Required work. Lines in the records below that contain the word "generator" must each be copied.

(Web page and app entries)
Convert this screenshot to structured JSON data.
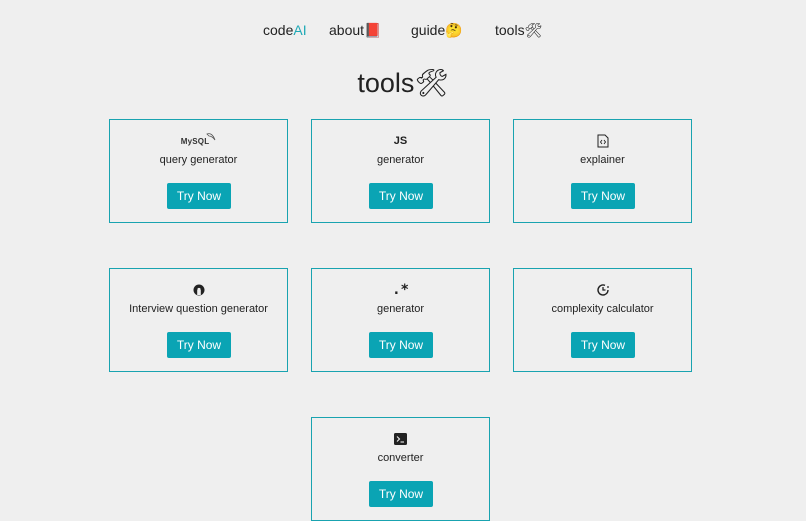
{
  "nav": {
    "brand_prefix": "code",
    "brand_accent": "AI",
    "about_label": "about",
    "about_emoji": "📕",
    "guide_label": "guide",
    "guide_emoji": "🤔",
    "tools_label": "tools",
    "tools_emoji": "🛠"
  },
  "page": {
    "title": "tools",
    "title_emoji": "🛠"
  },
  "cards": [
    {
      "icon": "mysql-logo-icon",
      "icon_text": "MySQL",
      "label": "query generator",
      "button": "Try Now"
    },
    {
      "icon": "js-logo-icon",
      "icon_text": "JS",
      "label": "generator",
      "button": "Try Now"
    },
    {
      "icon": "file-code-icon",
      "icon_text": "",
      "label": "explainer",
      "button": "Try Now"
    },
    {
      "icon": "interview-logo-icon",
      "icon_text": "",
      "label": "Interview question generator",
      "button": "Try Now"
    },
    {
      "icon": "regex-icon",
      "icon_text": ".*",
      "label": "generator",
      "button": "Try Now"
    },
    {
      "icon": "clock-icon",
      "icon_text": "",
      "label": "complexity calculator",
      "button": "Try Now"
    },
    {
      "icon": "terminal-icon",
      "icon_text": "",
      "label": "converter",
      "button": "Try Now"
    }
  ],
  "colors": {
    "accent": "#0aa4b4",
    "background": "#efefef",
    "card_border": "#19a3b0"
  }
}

Reply to the task.
      "label": "query generator",
      "label": "generator",
      "label": "Interview question generator",
      "label": "generator",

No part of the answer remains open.